It was a special Christmas for the Leong family as mum returned after being in hospital for three months.
Madam Ang Liu Kiow, 53, had been in a coma after an accident on Sept 17 involving a 17-year-old on an electric scooter on a pavement along Pasir Ris Drive 1.
Last Friday, she defied the odds when she was discharged to spend the festive season with her family.
Doctors at Changi General Hospital had said her chances of waking up were slim and the family had prepared for the worst. She had two brain operations and suffered multiple mini strokes.
Madam Ang gradually woke up from the coma in October, and can now move and utter short words. She is still learning to stand and walk, and has to use a wheelchair.
Speaking to The Straits Times on Christmas Eve, odd-job worker Leong Loon Wah, 53, said: "I'm happy that my wife is home, and just want her to get better.
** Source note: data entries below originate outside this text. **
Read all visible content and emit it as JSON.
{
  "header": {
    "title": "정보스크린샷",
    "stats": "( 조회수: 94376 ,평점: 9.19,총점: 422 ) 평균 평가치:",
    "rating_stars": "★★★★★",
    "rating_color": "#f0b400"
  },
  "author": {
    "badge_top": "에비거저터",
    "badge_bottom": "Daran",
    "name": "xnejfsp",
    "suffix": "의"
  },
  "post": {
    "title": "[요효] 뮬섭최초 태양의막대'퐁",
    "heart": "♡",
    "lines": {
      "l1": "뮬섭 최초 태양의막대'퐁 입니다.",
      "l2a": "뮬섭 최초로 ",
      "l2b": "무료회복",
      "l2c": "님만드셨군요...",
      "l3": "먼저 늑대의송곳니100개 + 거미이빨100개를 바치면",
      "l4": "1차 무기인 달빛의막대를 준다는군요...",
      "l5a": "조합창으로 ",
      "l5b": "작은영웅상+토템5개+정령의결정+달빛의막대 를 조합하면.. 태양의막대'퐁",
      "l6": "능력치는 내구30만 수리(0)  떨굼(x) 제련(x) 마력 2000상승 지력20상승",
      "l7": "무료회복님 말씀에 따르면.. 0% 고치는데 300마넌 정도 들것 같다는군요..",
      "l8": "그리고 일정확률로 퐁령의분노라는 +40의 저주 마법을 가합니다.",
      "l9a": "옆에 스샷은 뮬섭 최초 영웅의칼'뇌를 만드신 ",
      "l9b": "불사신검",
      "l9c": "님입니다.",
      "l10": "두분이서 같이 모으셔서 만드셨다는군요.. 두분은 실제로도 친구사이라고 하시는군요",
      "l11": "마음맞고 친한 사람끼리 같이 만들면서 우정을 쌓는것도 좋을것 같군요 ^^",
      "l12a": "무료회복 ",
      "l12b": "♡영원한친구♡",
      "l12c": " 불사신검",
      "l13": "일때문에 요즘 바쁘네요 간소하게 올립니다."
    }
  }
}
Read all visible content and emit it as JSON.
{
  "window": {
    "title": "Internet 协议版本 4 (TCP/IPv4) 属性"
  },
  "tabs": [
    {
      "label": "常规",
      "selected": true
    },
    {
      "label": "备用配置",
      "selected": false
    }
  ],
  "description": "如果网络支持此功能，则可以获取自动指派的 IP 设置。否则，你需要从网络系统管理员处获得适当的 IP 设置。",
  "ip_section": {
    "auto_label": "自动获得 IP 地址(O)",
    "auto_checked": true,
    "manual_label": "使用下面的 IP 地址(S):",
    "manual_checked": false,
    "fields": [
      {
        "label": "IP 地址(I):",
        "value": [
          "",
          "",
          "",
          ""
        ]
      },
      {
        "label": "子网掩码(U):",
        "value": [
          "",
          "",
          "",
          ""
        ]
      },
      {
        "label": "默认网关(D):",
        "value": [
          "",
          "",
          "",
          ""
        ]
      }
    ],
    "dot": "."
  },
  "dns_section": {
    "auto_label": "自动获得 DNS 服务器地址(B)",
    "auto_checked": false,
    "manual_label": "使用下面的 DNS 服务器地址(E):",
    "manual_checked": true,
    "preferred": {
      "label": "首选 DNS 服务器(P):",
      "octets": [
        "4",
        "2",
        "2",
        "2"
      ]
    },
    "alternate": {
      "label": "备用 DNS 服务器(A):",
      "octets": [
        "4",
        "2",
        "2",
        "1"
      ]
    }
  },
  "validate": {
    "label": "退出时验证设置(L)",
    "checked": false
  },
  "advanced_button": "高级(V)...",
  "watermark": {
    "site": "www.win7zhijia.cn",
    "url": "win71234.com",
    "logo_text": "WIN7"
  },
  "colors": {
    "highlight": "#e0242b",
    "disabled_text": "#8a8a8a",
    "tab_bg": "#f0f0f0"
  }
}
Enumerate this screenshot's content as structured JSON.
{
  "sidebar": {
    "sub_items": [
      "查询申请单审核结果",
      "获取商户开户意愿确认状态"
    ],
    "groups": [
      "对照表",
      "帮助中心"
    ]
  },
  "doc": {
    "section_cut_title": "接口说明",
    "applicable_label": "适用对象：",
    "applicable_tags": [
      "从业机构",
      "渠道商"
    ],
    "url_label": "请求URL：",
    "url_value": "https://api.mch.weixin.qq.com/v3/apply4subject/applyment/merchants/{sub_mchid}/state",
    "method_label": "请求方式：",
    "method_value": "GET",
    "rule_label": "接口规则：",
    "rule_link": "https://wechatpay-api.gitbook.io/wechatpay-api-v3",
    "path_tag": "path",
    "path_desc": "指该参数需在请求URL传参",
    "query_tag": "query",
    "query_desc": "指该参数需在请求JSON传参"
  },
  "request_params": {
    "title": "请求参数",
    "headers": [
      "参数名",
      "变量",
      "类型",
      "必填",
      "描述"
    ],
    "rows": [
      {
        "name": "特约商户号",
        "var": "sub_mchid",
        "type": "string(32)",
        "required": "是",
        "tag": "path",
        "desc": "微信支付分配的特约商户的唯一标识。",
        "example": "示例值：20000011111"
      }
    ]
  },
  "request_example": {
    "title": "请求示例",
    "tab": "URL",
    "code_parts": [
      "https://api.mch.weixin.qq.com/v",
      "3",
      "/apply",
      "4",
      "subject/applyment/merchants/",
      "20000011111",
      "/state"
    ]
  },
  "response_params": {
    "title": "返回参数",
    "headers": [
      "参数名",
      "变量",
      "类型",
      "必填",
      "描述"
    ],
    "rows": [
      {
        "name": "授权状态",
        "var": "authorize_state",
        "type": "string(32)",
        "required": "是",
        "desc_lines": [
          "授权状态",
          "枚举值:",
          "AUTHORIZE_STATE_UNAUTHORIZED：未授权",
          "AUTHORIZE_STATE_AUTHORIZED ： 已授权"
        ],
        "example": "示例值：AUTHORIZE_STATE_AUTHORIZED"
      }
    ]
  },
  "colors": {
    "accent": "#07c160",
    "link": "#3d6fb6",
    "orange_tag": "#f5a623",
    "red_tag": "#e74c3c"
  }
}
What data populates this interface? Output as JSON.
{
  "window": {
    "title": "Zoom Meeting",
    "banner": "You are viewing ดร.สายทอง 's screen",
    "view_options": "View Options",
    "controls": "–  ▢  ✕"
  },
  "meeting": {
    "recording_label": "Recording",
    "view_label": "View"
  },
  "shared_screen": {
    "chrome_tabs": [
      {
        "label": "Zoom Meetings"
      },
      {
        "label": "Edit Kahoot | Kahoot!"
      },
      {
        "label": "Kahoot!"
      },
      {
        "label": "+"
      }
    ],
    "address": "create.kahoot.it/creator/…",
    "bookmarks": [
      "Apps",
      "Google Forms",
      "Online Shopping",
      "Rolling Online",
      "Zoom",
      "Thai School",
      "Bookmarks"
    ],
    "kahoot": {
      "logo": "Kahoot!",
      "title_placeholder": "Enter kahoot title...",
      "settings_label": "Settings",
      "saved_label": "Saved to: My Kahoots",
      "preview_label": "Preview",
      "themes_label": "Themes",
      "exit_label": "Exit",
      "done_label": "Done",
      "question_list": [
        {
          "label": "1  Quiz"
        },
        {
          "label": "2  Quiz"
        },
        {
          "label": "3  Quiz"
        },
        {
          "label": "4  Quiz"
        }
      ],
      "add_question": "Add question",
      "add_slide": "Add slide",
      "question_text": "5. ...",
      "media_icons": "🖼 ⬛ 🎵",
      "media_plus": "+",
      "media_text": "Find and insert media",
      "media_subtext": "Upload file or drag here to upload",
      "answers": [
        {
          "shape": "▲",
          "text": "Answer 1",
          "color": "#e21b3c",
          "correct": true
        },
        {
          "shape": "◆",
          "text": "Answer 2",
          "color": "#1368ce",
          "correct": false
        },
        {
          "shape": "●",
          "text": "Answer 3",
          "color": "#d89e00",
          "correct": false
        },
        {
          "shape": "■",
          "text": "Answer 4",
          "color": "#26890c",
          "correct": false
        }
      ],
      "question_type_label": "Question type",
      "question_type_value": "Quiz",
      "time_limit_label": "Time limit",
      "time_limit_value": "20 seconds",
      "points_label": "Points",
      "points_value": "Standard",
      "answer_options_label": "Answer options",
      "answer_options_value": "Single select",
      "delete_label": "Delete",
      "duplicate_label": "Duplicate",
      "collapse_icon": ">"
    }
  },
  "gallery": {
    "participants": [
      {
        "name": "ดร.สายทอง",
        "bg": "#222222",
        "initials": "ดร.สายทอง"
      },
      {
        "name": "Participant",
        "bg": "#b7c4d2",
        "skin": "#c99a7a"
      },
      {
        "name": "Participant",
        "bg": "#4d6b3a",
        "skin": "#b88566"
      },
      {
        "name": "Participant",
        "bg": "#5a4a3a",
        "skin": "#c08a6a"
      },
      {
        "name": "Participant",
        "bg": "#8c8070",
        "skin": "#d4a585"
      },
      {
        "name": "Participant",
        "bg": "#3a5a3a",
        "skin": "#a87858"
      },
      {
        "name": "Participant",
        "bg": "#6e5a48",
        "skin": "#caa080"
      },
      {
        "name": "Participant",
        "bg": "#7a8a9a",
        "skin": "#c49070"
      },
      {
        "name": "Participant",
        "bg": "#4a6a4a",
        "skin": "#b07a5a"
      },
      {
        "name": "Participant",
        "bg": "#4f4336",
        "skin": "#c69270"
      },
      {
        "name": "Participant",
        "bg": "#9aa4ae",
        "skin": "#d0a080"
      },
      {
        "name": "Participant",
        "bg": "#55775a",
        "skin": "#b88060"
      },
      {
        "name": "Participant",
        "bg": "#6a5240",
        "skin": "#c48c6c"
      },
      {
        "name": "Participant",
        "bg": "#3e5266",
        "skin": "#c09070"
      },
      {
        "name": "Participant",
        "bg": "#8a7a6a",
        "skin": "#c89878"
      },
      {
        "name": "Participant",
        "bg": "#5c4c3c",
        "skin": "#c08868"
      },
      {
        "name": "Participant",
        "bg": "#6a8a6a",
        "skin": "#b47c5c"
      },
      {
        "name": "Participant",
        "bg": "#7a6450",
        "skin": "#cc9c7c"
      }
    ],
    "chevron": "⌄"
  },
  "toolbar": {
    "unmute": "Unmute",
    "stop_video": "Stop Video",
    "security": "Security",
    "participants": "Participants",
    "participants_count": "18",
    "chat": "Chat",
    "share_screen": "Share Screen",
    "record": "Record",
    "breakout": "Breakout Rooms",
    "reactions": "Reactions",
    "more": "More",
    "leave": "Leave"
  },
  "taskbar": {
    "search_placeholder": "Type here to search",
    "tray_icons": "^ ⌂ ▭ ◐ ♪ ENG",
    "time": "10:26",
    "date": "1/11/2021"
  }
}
The doctors and physiotherapists in hospital gave her a lot of attention, and the grassroots leaders also helped us out after the accident."
He said she began to show signs of consciousness in early October.
"She could open her eyes and it was like a ray of hope for us. Doctors and other medical staff then said that she can try physiotherapy, and she has responded well to it."
Mr Leong had spent two hours a day at his wife's bedside while she lay unconscious in the intensive care unit on life support. He massaged her, willing her to get better.
Their son, Dominic, 16, recently got his N-level results from Coral Secondary School. He did well, scoring nine points. He said his father, who cried in the hospital, grew more optimistic as his mum started to get better. The couple also have a daughter, 26, a nurse, and another son, 22, a university student.
The family believes Madam Ang, a housewife, was out to run errands when the accident happened.
The teen has been arrested and police investigations are ongoing. The episode led to calls for stiffer rules to prevent repeats of such incidents, as well as for users of personal mobility devices (PMDs) to buy third-party insurance.
From May to October, the Land Transport Authority issued more than 860 advisories to people found riding bicycles, e-bikes and other PMDs dangerously on footpaths and cycling paths.
The family members have not heard from the teen, but Mr Leong said they are not angry. "We still don't know who is right or wrong."
A maid has been hired for Madam Ang, who no longer has to be tube-fed and can eat soft foods like porridge.
Her medical and hospitalisation fees total more than $100,000, most of it paid via financial aid schemes. The family is checking if insurance can cover other costs. Mr Leong, who earns just over $1,000 a month, is worried about his wife's physiotherapy costs, but says they can get by if they try to save.
"No matter how tough it gets, I'll want to take care of her and stay by her side. After all, we've spent so many years of our lives together," said Mr Leong. They will mark their 30th wedding anniversary in May.